Exercise details |
Return all lines from the listing below in which the string "heading" occurs.
[[ Input material open ]]
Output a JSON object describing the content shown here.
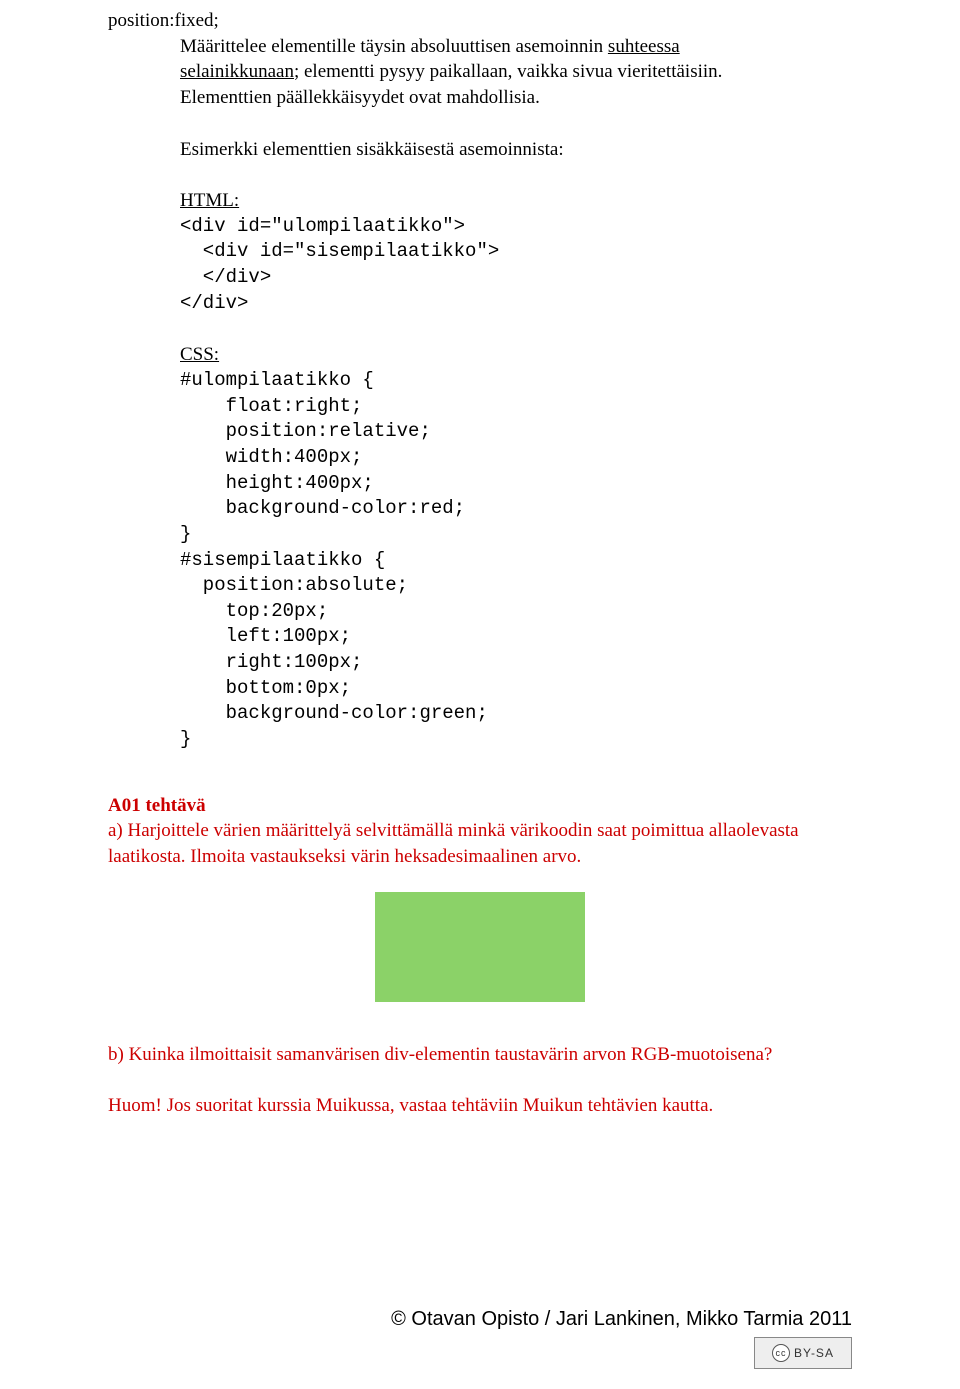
{
  "p1": {
    "line1": "position:fixed;",
    "line2a": "Määrittelee elementille täysin absoluuttisen asemoinnin ",
    "line2b": "suhteessa",
    "line3a": "selainikkunaan",
    "line3b": "; elementti pysyy paikallaan, vaikka sivua vieritettäisiin.",
    "line4": "Elementtien päällekkäisyydet ovat mahdollisia."
  },
  "p2": "Esimerkki elementtien sisäkkäisestä asemoinnista:",
  "html_label": "HTML:",
  "html_code": "<div id=\"ulompilaatikko\">\n  <div id=\"sisempilaatikko\">\n  </div>\n</div>",
  "css_label": "CSS:",
  "css_code": "#ulompilaatikko {\n    float:right;\n    position:relative;\n    width:400px;\n    height:400px;\n    background-color:red;\n}\n#sisempilaatikko {\n  position:absolute;\n    top:20px;\n    left:100px;\n    right:100px;\n    bottom:0px;\n    background-color:green;\n}",
  "task": {
    "heading": "A01 tehtävä",
    "a": "a) Harjoittele värien määrittelyä selvittämällä minkä värikoodin saat poimittua allaolevasta laatikosta. Ilmoita vastaukseksi värin heksadesimaalinen arvo.",
    "b": "b) Kuinka ilmoittaisit samanvärisen div-elementin taustavärin arvon RGB-muotoisena?",
    "note": "Huom! Jos suoritat kurssia Muikussa, vastaa tehtäviin Muikun tehtävien kautta."
  },
  "footer": "© Otavan Opisto / Jari Lankinen, Mikko Tarmia 2011",
  "cc": "BY-SA"
}
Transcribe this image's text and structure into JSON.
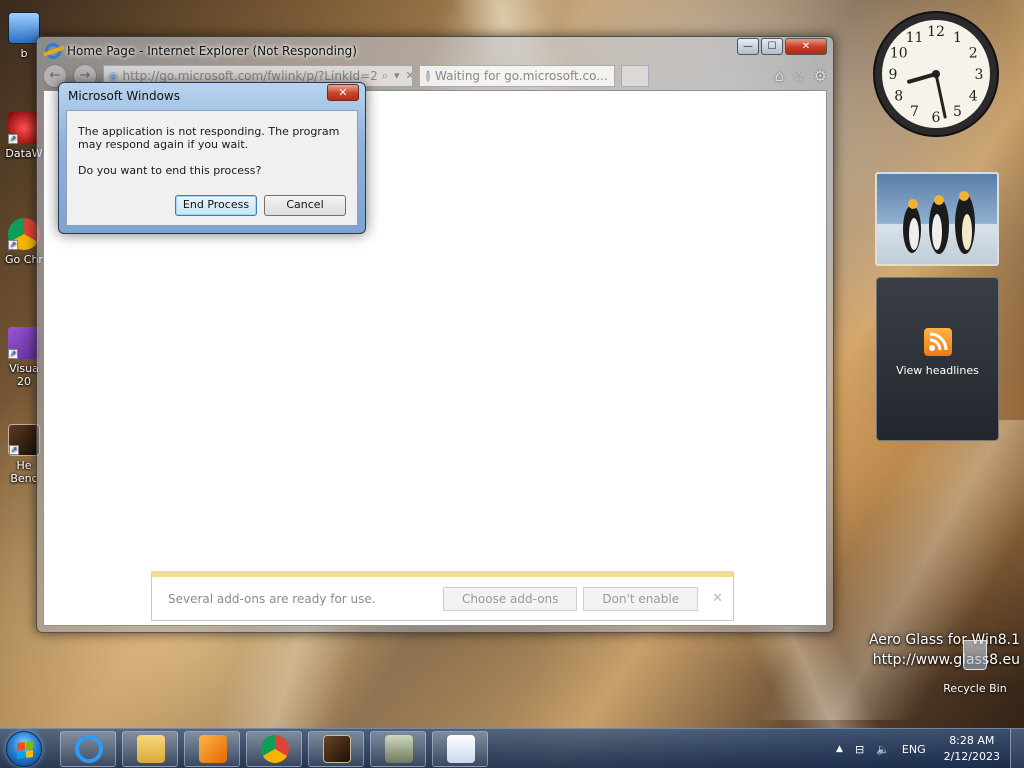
{
  "desktop": {
    "icons": [
      {
        "label": "b",
        "icon": "computer-icon"
      },
      {
        "label": "DataW",
        "icon": "datawarrior-icon"
      },
      {
        "label": "Go Chr",
        "icon": "chrome-icon"
      },
      {
        "label": "Visua 20",
        "icon": "visual-studio-icon"
      },
      {
        "label": "He Benc",
        "icon": "heaven-benchmark-icon"
      }
    ],
    "watermark_line1": "Aero Glass for Win8.1",
    "watermark_line2": "http://www.glass8.eu",
    "recycle_bin_label": "Recycle Bin"
  },
  "ie_window": {
    "title": "Home Page - Internet Explorer (Not Responding)",
    "address": "http://go.microsoft.com/fwlink/p/?LinkId=2",
    "tab_title": "Waiting for go.microsoft.co...",
    "tab_close": "✕",
    "buttons": {
      "minimize": "—",
      "maximize": "☐",
      "close": "✕"
    },
    "notification": {
      "text": "Several add-ons are ready for use.",
      "choose_label": "Choose add-ons",
      "dont_enable_label": "Don't enable",
      "close": "✕"
    }
  },
  "dialog": {
    "title": "Microsoft Windows",
    "close": "✕",
    "message": "The application is not responding. The program may respond again if you wait.",
    "question": "Do you want to end this process?",
    "end_process_label": "End Process",
    "cancel_label": "Cancel"
  },
  "gadgets": {
    "clock": {
      "hour": 8,
      "minute": 28,
      "numbers": [
        "12",
        "1",
        "2",
        "3",
        "4",
        "5",
        "6",
        "7",
        "8",
        "9",
        "10",
        "11"
      ]
    },
    "feed_label": "View headlines"
  },
  "taskbar": {
    "apps": [
      "internet-explorer",
      "file-explorer",
      "media-player",
      "chrome",
      "heaven-benchmark",
      "monitor-app",
      "text-editor"
    ],
    "language": "ENG",
    "time": "8:28 AM",
    "date": "2/12/2023",
    "tray_arrow": "▲"
  },
  "colors": {
    "accent": "#2a7fd4",
    "close_red": "#c8402a",
    "notif_bar": "#f3dd94"
  }
}
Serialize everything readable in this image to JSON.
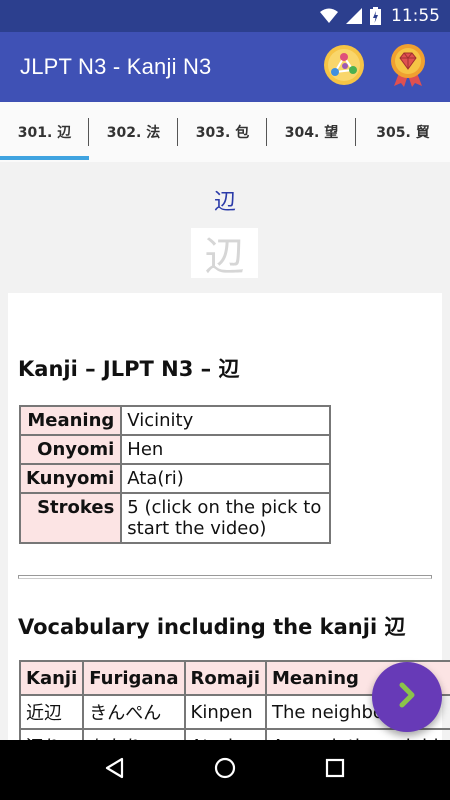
{
  "status_bar": {
    "time": "11:55",
    "icons": [
      "wifi-icon",
      "signal-icon",
      "battery-icon"
    ]
  },
  "app_bar": {
    "title": "JLPT N3 - Kanji N3",
    "actions": [
      "quiz-icon",
      "badge-icon"
    ]
  },
  "tabs": [
    {
      "label": "301. 辺",
      "selected": true
    },
    {
      "label": "302. 法",
      "selected": false
    },
    {
      "label": "303. 包",
      "selected": false
    },
    {
      "label": "304. 望",
      "selected": false
    },
    {
      "label": "305. 貿",
      "selected": false
    }
  ],
  "colors": {
    "status_bar": "#2c3f8e",
    "app_bar": "#3f51b5",
    "tab_indicator": "#3fa3e0",
    "fab": "#673ab7",
    "fab_arrow": "#8bc34a",
    "label_bg": "#fce4e4",
    "heading": "#2a3aa8"
  },
  "kanji": {
    "heading": "辺",
    "image_glyph": "辺"
  },
  "card": {
    "title": "Kanji – JLPT N3 – 辺",
    "info": [
      {
        "label": "Meaning",
        "value": "Vicinity"
      },
      {
        "label": "Onyomi",
        "value": "Hen"
      },
      {
        "label": "Kunyomi",
        "value": "Ata(ri)"
      },
      {
        "label": "Strokes",
        "value": "5 (click on the pick to start the video)"
      }
    ],
    "vocab_title": "Vocabulary including the kanji 辺",
    "vocab_headers": [
      "Kanji",
      "Furigana",
      "Romaji",
      "Meaning"
    ],
    "vocab_rows": [
      [
        "近辺",
        "きんぺん",
        "Kinpen",
        "The neighborhood"
      ],
      [
        "辺り",
        "あたり",
        "Atari",
        "Around, the neighborhood"
      ]
    ]
  },
  "fab": {
    "icon": "chevron-right-icon"
  },
  "nav": {
    "buttons": [
      "back-icon",
      "home-icon",
      "recents-icon"
    ]
  }
}
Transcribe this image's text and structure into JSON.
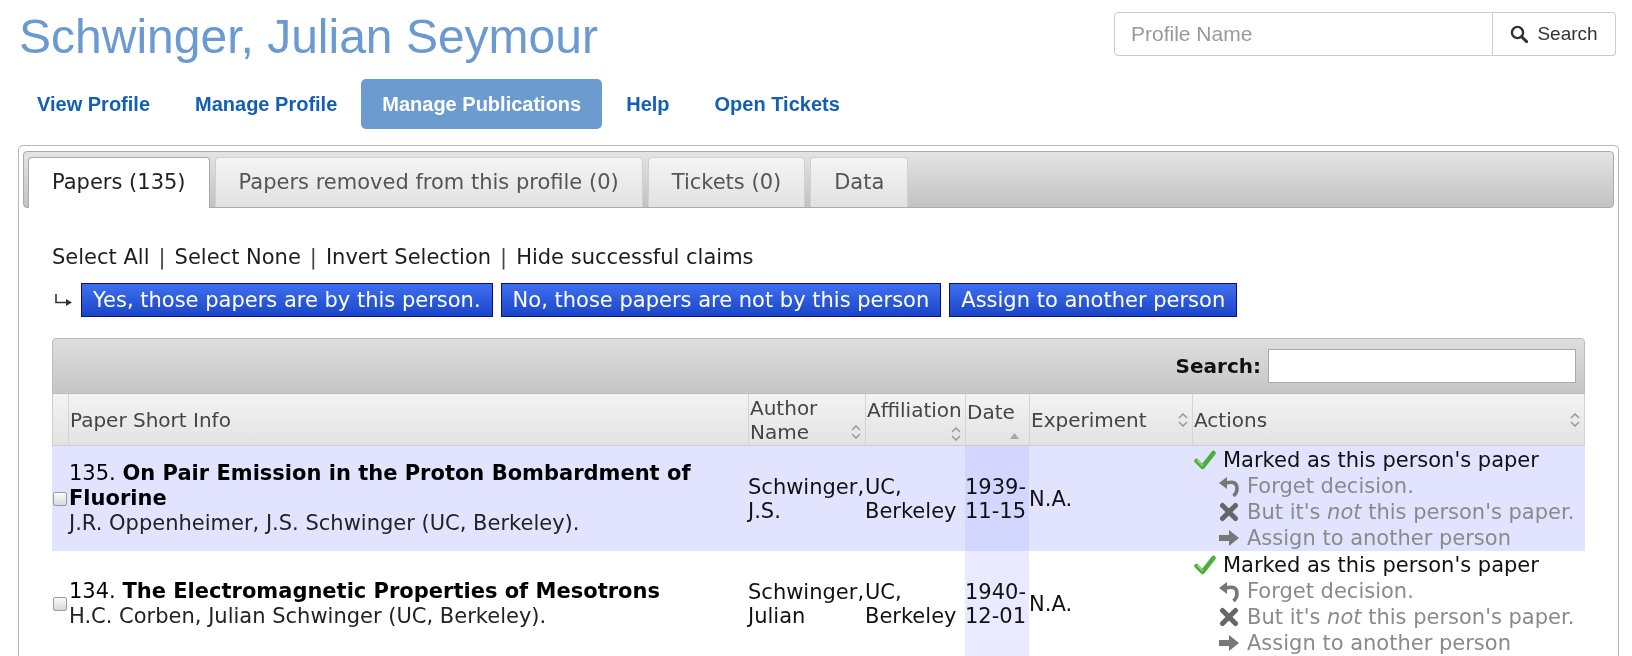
{
  "profile": {
    "name": "Schwinger, Julian Seymour"
  },
  "profile_search": {
    "placeholder": "Profile Name",
    "button": "Search"
  },
  "nav": [
    {
      "label": "View Profile",
      "selected": false
    },
    {
      "label": "Manage Profile",
      "selected": false
    },
    {
      "label": "Manage Publications",
      "selected": true
    },
    {
      "label": "Help",
      "selected": false
    },
    {
      "label": "Open Tickets",
      "selected": false
    }
  ],
  "tabs": [
    {
      "label": "Papers (135)",
      "selected": true
    },
    {
      "label": "Papers removed from this profile (0)",
      "selected": false
    },
    {
      "label": "Tickets (0)",
      "selected": false
    },
    {
      "label": "Data",
      "selected": false
    }
  ],
  "selection_links": [
    {
      "kind": "link",
      "text": "Select All"
    },
    {
      "kind": "separator",
      "text": "|"
    },
    {
      "kind": "link",
      "text": "Select None"
    },
    {
      "kind": "separator",
      "text": "|"
    },
    {
      "kind": "link",
      "text": "Invert Selection"
    },
    {
      "kind": "separator",
      "text": "|"
    },
    {
      "kind": "link",
      "text": "Hide successful claims"
    }
  ],
  "bulk_actions": [
    "Yes, those papers are by this person.",
    "No, those papers are not by this person",
    "Assign to another person"
  ],
  "table": {
    "search_label": "Search:",
    "columns": [
      {
        "label": "Paper Short Info",
        "sortable": false,
        "sorted": false
      },
      {
        "label": "Author Name",
        "sortable": true,
        "sorted": false
      },
      {
        "label": "Affiliation",
        "sortable": true,
        "sorted": false
      },
      {
        "label": "Date",
        "sortable": true,
        "sorted": true
      },
      {
        "label": "Experiment",
        "sortable": true,
        "sorted": false
      },
      {
        "label": "Actions",
        "sortable": true,
        "sorted": false
      }
    ],
    "rows": [
      {
        "checked": false,
        "title": "135. **On Pair Emission in the Proton Bombardment of Fluorine**",
        "authors": "J.R. Oppenheimer, J.S. Schwinger (UC, Berkeley).",
        "author_name": "Schwinger, J.S.",
        "affiliation": "UC, Berkeley",
        "date": "1939-11-15",
        "experiment": "N.A.",
        "actions": [
          {
            "kind": "status",
            "text": "Marked as this person's paper",
            "disabled": false
          },
          {
            "kind": "forget",
            "text": "Forget decision.",
            "disabled": true
          },
          {
            "kind": "reject",
            "text": "But it's *not* this person's paper.",
            "disabled": true
          },
          {
            "kind": "assign",
            "text": "Assign to another person",
            "disabled": true
          }
        ]
      },
      {
        "checked": false,
        "title": "134. **The Electromagnetic Properties of Mesotrons**",
        "authors": "H.C. Corben, Julian Schwinger (UC, Berkeley).",
        "author_name": "Schwinger, Julian",
        "affiliation": "UC, Berkeley",
        "date": "1940-12-01",
        "experiment": "N.A.",
        "actions": [
          {
            "kind": "status",
            "text": "Marked as this person's paper",
            "disabled": false
          },
          {
            "kind": "forget",
            "text": "Forget decision.",
            "disabled": true
          },
          {
            "kind": "reject",
            "text": "But it's *not* this person's paper.",
            "disabled": true
          },
          {
            "kind": "assign",
            "text": "Assign to another person",
            "disabled": true
          }
        ]
      }
    ]
  }
}
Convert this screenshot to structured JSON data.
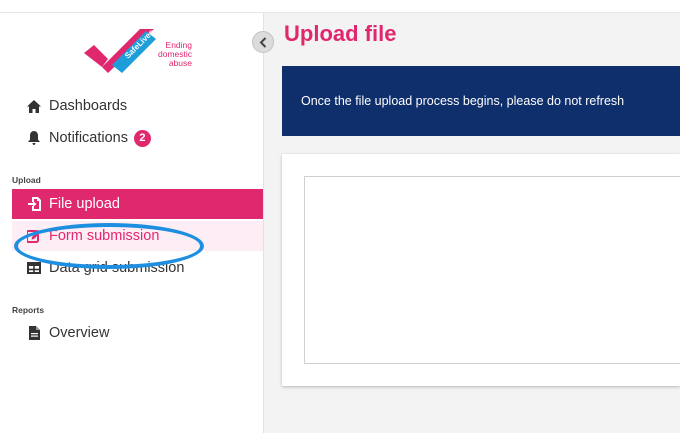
{
  "brand": {
    "logo_mark_text": "SafeLives",
    "tagline_line1": "Ending",
    "tagline_line2": "domestic",
    "tagline_line3": "abuse",
    "primary_color": "#e0286e",
    "banner_color": "#0f2e6c"
  },
  "sidebar": {
    "items": [
      {
        "label": "Dashboards",
        "icon": "home-icon"
      },
      {
        "label": "Notifications",
        "icon": "bell-icon",
        "badge": "2"
      }
    ],
    "sections": [
      {
        "label": "Upload",
        "items": [
          {
            "label": "File upload",
            "icon": "file-import-icon",
            "state": "active"
          },
          {
            "label": "Form submission",
            "icon": "edit-icon",
            "state": "highlighted"
          },
          {
            "label": "Data grid submission",
            "icon": "table-icon"
          }
        ]
      },
      {
        "label": "Reports",
        "items": [
          {
            "label": "Overview",
            "icon": "document-icon"
          }
        ]
      }
    ]
  },
  "main": {
    "title": "Upload file",
    "banner_text": "Once the file upload process begins, please do not refresh"
  }
}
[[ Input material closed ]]
Answer space |
    "heading": "A01 tehtävä",
    "heading": "#2a3aa8"
    "heading": "辺",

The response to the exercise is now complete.